Mouse B lymphocytes were fractioned from normal T lymphocyte-depleted spleen cell populations using discontinuous Percoll gradients and were stimulated with rabbit F(ab')2 anti-mouse μ-specific antibodies (anti-μ) plus the supernatant of Con A-stimulated rat spleen cells (SN) as a source of lymphokines. The responses of small (mean volume 120 μ3), dense (>1.087 specific gravity), resting (least spontaneous thymidine incorporation) B lymphocytes were augmented by irradiated (4000 rad), larger (mean volume >170 μ3), less dense (<1.081 specific gravity), activated (greater spontaneous thymidine incorporation) B lymphocytes. Proliferation was augmented 2- to 4-fold and polyclonal antibody-forming cell responses three- to sixfold. Maximal augmentation of the responses of 5 x 104 resting B cells was obtained with 104 activated B cells. Augmenting activity was specific for activated B lymphocytes in that responses were not augmented by irradiated thymocytes, T lymphoblasts, macrophages, or additional supernatant, B lymphocytes activated in vitro by LPA or anti-μ also had augmenting activity. Augmentation of responses was maximal only when activated B lymphocytes were added simultaneously with anti-μ. The interaction between activated and resting B lymphocytes did not appear to be genetically restricted. Interestingly, the augmenting activity of activated B cells could be reconstituted by a combination of supernatant and cell membranes from these cells but not by either alone, suggesting that two components are required, one soluble and the other membrane-bound. Thus, a functional interaction has been demonstrated between B lymphocyte subpopulations which differ in their state of activation, and this interaction appears to involve a novel mechanism of action.
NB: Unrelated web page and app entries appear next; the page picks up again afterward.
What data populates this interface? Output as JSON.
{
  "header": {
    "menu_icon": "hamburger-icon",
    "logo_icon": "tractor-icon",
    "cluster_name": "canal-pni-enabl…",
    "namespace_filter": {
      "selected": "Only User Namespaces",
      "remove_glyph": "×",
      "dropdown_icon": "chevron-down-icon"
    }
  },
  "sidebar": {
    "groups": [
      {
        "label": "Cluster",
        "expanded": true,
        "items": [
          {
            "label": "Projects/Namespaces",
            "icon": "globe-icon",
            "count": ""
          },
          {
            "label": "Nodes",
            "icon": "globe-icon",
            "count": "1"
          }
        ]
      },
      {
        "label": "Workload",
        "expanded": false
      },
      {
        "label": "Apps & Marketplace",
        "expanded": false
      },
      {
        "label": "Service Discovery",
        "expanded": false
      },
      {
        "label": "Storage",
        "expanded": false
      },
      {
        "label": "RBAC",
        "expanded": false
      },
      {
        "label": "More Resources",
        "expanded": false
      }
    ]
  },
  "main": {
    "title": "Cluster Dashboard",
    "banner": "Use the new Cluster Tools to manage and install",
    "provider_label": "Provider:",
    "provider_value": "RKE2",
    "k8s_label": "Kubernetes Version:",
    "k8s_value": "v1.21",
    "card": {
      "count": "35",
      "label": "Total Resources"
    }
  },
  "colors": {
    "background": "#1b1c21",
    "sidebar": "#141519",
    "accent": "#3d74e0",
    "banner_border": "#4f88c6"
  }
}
|Number of pages||6|
|Journal||Journal of Immunology|
|Publication status||Published - jan. 1 1988|
ASJC Scopus subject areas
- Immunology and Allergy